-------- RECORD EXTRACTS
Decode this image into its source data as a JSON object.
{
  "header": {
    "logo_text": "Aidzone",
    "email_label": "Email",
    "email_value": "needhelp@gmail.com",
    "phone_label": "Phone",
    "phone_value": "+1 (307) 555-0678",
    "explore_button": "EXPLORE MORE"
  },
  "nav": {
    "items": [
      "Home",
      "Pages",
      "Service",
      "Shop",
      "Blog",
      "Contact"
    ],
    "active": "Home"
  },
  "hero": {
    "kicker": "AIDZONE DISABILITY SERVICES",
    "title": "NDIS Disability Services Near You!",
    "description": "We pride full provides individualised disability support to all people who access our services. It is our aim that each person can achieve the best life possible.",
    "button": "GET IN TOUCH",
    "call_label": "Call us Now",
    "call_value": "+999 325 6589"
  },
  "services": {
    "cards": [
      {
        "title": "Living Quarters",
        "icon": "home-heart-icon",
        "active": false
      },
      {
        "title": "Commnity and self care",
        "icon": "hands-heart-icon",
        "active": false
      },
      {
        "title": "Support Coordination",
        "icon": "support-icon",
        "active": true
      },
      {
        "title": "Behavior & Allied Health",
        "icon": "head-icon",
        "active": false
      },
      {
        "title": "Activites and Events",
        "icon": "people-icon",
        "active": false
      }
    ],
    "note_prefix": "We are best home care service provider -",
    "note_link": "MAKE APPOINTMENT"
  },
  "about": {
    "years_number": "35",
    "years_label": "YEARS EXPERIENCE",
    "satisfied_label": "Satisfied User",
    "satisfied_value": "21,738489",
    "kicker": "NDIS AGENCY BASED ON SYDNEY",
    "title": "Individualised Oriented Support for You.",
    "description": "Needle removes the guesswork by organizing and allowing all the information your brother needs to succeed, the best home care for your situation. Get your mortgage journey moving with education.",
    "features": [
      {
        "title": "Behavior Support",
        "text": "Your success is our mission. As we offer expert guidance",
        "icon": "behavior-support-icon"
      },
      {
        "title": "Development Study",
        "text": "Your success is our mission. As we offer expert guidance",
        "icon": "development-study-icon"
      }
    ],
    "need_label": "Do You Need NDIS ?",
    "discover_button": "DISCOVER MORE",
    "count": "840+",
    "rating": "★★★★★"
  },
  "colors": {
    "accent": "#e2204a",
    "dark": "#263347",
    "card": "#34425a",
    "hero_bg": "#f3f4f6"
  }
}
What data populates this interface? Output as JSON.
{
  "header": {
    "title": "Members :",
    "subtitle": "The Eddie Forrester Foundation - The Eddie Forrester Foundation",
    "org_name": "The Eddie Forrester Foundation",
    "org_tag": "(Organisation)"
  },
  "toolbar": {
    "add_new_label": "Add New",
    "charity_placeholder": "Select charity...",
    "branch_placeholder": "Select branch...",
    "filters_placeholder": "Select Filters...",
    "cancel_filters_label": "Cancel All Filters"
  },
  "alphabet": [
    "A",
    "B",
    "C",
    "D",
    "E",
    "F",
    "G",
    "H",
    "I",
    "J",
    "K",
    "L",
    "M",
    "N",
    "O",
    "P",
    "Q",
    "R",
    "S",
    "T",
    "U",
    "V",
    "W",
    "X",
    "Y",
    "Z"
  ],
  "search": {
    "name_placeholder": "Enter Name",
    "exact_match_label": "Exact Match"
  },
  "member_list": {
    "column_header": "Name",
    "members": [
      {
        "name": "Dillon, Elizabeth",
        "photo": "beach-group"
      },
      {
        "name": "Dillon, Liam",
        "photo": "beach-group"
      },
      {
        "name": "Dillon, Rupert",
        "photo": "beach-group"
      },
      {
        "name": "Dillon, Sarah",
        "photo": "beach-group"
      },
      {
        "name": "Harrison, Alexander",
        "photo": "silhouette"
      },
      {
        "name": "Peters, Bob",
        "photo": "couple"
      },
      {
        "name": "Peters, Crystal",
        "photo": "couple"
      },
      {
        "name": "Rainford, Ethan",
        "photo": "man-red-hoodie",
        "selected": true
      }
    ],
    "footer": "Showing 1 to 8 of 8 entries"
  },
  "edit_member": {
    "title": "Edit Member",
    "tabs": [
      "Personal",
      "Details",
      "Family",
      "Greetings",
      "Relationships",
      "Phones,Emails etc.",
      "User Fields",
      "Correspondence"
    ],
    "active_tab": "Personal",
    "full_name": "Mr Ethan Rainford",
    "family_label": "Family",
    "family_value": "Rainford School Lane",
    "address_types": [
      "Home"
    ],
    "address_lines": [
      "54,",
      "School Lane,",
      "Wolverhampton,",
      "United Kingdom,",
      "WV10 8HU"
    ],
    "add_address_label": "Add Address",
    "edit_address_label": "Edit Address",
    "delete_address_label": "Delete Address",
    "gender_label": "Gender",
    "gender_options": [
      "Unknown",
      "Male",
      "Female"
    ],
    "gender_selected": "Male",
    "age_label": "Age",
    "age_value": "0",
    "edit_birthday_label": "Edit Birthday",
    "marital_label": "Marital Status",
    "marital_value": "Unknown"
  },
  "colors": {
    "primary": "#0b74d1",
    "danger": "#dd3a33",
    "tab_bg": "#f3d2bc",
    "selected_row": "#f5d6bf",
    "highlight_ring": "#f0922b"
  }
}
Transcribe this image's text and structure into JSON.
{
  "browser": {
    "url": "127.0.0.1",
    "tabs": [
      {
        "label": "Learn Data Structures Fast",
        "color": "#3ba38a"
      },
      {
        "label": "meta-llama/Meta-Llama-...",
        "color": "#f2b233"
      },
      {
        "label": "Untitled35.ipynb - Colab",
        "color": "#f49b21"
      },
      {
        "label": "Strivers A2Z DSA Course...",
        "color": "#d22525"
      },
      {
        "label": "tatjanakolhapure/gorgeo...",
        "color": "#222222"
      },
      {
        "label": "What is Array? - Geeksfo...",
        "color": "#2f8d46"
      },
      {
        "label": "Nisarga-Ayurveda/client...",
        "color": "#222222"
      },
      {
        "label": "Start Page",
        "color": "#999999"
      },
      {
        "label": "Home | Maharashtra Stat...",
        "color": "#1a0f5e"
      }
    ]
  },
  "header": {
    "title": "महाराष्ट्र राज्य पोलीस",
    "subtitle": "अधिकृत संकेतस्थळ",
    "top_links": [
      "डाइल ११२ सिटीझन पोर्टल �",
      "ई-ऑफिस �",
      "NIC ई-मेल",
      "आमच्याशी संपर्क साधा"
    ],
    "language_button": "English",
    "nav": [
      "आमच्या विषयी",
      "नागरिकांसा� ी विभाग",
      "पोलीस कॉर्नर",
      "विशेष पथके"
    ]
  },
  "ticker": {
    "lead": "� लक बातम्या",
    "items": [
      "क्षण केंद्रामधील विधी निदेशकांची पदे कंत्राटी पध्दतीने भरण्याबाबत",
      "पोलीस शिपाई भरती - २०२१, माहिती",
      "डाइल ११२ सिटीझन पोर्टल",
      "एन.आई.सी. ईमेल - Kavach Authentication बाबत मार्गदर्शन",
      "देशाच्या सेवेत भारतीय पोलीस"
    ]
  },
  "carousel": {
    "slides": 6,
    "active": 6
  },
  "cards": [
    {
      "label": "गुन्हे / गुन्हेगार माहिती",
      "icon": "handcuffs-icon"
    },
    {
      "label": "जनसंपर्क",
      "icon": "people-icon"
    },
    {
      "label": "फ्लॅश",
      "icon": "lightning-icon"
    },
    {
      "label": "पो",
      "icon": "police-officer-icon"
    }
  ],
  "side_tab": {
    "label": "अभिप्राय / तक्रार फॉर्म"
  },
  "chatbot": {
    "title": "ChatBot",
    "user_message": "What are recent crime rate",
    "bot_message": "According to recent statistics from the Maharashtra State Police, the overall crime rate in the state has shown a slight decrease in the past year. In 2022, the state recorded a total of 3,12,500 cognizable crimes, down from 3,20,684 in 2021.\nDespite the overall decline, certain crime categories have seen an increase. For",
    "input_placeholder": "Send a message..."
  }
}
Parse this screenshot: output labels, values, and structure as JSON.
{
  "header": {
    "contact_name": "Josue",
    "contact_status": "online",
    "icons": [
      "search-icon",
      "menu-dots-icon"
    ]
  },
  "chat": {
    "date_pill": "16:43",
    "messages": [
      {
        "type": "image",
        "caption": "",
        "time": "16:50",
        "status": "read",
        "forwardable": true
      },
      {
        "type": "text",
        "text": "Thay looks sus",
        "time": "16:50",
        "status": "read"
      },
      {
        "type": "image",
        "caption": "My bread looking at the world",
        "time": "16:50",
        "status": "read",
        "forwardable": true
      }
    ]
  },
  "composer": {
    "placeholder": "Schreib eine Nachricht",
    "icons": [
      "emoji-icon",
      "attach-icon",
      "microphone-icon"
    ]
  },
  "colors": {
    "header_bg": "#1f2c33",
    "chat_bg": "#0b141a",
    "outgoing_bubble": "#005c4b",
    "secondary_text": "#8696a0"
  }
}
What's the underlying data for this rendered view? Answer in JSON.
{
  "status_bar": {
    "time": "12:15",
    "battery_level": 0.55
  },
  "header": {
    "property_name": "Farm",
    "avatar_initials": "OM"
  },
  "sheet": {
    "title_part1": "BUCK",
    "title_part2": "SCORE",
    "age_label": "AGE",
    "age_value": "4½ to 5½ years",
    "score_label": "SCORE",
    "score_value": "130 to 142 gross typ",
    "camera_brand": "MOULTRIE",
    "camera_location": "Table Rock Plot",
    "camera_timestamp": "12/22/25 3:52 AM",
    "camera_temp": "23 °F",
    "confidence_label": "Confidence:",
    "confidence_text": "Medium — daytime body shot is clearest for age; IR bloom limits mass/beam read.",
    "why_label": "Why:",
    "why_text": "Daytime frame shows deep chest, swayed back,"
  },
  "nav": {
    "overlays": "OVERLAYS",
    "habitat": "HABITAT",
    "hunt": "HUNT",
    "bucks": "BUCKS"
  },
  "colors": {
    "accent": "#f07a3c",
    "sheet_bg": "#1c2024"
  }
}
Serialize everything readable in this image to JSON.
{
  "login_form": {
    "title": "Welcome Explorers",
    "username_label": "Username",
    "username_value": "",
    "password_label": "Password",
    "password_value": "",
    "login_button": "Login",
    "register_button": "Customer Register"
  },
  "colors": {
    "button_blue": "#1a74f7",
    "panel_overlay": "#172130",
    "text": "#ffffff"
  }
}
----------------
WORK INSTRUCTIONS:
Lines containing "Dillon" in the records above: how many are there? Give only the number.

TASK OUTPUT:
4